Borges observed that although Don Quixote sets the realities of provincial Spain against the dreams of chivalry, later generations of admiring readers would weave the squalid inns and dusty countryside into a romantic La Mancha. Exactly the same process has happened to Ulysses, only much faster: the material which nauseated Woolf and Lawrence with its tawdriness is now the subject of sentimental dressups and literary breakfasts.
This trip of mine is, originally, a pilgrimage to the top of the Martello tower at Sandycove, and I know that it’s a bit comical, really: an Australian, who discovered Ulysses by accident when he was eighteen, and was instantly captivated by – among other things – its inexhaustible respect for the quotidian, for the feeling that anything and everything (a man wiping his bum with a page from a magazine, a woman getting her period, the least flicker of thought in a moody student’s brain, pub gossip in a provincial city) was worth not just attending to but relishing and writing and laughing about; for that Australian to then grow up and eventually get around to travelling and go halfway around the world to stand at the top of the tower, the particular tower that opens the book, strikes me as funny. About five years ago, I discovered that there’s a Martello tower parked in the middle of Sydney Harbour, so I’ve known, in a sense, what the Joyce tower was going to look like for all my life: I think this is funny, too.
This trip was originally planned to take place in the Bloomsday centenary year, but that didn’t work out: life intervened, as it will, so in 2004 I re-read the novel and promised myself that I’d get to Dublin as soon as I could, not wanting to be like one of those characters in plays and 60s song lyrics who have an Unvisited City that they are Going to Get To Someday and it’s All Very Romantic.
That message about the quotidian saved me when I was eighteen and it never fails to cheer me up now, and the view from Sandycove was wonderfully like the images in my head from Joyce’s descriptions. The Museum is not as tacky as some of the guidebooks had indicated, although the plaster panther in the fireplace is a bit ridiculous. But then, as the Willingdone Museyroom episode in Finnegans Wake reminds us, all museums are fountains of unintentional comedy.
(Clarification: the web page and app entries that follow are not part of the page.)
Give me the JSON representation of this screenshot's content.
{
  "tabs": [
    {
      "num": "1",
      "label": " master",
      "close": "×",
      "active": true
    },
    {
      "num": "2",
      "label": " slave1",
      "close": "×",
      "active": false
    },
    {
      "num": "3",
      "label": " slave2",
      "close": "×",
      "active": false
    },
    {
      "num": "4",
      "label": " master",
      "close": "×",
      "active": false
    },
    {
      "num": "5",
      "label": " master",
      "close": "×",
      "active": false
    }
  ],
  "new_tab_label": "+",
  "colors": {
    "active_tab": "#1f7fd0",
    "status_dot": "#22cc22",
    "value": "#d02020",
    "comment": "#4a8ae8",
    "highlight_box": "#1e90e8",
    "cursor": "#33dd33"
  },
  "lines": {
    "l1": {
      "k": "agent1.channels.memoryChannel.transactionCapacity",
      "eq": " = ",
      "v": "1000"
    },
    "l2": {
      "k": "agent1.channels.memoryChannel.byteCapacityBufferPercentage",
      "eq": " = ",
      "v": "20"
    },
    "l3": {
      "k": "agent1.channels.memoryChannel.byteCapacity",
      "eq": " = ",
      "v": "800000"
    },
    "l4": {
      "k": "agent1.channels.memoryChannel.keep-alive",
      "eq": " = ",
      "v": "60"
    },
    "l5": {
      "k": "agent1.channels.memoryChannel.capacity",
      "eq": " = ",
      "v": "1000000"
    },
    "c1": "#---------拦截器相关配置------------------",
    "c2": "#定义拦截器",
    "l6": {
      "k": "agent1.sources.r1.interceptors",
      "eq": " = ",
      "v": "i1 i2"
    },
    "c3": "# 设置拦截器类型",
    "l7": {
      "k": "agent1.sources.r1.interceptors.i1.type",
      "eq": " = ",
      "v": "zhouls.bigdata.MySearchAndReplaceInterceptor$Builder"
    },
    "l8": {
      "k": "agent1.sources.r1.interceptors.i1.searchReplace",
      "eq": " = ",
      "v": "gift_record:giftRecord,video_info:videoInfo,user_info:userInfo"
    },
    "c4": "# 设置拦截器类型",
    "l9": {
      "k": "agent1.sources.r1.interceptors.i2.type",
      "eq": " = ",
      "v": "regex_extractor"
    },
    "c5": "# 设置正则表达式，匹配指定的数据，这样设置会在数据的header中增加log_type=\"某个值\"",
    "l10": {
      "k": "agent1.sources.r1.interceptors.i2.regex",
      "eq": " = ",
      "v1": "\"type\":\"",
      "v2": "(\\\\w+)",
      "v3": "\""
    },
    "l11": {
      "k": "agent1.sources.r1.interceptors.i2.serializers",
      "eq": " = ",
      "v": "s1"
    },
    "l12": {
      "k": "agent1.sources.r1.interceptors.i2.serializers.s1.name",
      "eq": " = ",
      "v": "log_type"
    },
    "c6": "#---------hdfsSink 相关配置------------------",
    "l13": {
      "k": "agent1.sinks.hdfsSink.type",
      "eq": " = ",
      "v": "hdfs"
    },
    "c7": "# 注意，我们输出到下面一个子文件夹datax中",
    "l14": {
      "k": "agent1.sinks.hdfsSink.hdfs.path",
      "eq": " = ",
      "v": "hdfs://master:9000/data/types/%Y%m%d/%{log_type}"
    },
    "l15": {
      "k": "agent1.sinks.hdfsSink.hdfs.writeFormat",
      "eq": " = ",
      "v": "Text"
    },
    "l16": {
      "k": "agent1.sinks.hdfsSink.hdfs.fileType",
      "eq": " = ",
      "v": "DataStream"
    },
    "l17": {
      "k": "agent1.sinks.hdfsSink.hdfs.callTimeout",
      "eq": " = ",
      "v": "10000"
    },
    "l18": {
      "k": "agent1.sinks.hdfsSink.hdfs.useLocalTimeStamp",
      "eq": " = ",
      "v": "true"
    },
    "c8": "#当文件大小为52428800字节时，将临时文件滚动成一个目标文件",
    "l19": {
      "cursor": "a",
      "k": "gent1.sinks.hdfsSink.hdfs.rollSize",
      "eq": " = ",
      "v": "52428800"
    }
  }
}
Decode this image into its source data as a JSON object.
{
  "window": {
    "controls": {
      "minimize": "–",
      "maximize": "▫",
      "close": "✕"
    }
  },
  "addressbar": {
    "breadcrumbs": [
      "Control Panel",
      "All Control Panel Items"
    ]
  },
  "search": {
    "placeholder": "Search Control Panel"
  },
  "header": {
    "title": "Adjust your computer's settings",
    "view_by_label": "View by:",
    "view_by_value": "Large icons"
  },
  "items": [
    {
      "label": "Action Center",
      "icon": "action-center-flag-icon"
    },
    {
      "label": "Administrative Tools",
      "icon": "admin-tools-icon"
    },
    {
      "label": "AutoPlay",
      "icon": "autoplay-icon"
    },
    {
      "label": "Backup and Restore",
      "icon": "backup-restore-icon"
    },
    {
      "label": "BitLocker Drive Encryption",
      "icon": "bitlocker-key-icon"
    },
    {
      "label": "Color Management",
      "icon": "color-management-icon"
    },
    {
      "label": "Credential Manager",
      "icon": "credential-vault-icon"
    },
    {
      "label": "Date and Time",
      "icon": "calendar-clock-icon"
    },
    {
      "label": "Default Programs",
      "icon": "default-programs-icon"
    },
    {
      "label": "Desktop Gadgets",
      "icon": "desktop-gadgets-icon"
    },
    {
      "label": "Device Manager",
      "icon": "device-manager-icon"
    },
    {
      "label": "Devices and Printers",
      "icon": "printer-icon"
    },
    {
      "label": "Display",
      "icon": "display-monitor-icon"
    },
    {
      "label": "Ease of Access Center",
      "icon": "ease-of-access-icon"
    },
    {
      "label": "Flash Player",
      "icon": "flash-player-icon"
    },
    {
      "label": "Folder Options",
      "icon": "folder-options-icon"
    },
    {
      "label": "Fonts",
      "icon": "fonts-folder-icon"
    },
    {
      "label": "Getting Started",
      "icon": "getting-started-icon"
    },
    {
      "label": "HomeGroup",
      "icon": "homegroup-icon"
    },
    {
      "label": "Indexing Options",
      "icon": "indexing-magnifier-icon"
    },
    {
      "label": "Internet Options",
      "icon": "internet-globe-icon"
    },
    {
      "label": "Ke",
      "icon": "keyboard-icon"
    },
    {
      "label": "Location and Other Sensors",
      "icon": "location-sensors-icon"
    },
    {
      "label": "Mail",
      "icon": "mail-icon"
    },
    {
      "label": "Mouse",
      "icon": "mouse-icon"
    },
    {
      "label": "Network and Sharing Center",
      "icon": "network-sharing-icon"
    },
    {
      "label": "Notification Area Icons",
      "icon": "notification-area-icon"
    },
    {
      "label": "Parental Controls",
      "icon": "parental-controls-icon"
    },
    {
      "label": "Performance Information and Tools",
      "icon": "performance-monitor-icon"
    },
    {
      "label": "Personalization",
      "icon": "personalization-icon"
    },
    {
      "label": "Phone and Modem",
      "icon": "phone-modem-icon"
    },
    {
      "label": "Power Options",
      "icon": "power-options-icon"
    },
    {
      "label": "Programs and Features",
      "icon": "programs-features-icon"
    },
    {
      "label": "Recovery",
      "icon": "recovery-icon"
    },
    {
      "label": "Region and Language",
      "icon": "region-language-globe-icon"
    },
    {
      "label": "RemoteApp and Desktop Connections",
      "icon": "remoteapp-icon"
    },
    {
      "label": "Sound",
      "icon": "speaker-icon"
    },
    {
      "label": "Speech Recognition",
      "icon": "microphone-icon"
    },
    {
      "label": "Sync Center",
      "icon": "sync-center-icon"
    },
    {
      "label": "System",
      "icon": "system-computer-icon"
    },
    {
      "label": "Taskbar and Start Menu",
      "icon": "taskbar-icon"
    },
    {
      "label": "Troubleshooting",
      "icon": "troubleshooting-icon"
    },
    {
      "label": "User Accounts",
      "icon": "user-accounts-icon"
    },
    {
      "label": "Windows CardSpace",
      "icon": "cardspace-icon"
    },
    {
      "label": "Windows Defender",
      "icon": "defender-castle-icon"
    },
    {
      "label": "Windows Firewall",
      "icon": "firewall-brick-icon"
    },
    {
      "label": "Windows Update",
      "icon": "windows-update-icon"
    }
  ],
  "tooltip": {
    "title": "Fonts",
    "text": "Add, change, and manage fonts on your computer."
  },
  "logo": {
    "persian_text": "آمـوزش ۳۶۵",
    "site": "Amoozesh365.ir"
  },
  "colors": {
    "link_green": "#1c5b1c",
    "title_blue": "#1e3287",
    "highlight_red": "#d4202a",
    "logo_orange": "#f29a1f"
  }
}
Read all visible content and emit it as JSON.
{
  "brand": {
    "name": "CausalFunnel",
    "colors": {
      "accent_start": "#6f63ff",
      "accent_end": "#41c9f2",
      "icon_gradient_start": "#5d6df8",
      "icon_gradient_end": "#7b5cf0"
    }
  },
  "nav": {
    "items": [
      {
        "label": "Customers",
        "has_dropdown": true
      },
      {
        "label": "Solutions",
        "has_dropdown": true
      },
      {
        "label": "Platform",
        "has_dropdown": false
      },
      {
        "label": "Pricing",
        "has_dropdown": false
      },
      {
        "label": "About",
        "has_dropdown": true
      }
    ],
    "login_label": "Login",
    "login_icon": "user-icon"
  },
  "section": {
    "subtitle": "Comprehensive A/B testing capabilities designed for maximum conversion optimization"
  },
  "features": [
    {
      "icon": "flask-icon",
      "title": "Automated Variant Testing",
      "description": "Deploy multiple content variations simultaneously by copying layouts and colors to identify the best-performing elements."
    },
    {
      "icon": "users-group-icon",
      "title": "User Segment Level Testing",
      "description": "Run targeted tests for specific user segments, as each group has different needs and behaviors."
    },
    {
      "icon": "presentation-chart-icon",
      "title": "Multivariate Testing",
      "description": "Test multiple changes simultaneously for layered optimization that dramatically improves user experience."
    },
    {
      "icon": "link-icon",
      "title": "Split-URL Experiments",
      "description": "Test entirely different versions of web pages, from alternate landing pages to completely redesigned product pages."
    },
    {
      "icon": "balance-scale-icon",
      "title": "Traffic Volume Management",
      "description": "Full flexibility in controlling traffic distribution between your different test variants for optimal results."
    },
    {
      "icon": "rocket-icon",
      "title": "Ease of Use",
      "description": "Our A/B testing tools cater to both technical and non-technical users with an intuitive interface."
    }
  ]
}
I went to Sandycove on the DART. On the way there, as the train was pulling into Booterstown station, a tremendous roaring was heard, startlingly loud even over the sound of the train: a horde of boys from Blackrock College, swarming madly over the footbridge and yelling like Vikings while their teachers tried to hold them back with pathetic cries of “Lads! Lads!” When they all crowded on board the train filled with a remarkable stench. Was it the boys? Booterstown smelled like that on the way back. So I think it was the marsh.
That evening I went on the Dublin Literary Pub Crawl, which was great fun. Told one of the actors who do the tour that there’s a Martello tower in Sydney Harbour too, and met an Australian who had just helped open the first new gold mine in Ireland in a couple of thousand years. Came second in the quiz at the end, won a miniature bottle of Jamesons’.
The tour ends at Davy Byrnes; all the guidebooks moan a bit about how much the interior has changed since Bloom ate his gorgonzola sandwich there, but what they don’t often say is that the Art Deco fitout is really quite beautiful, and that it’s an exceptionally friendly pub in a city of friendly pubs.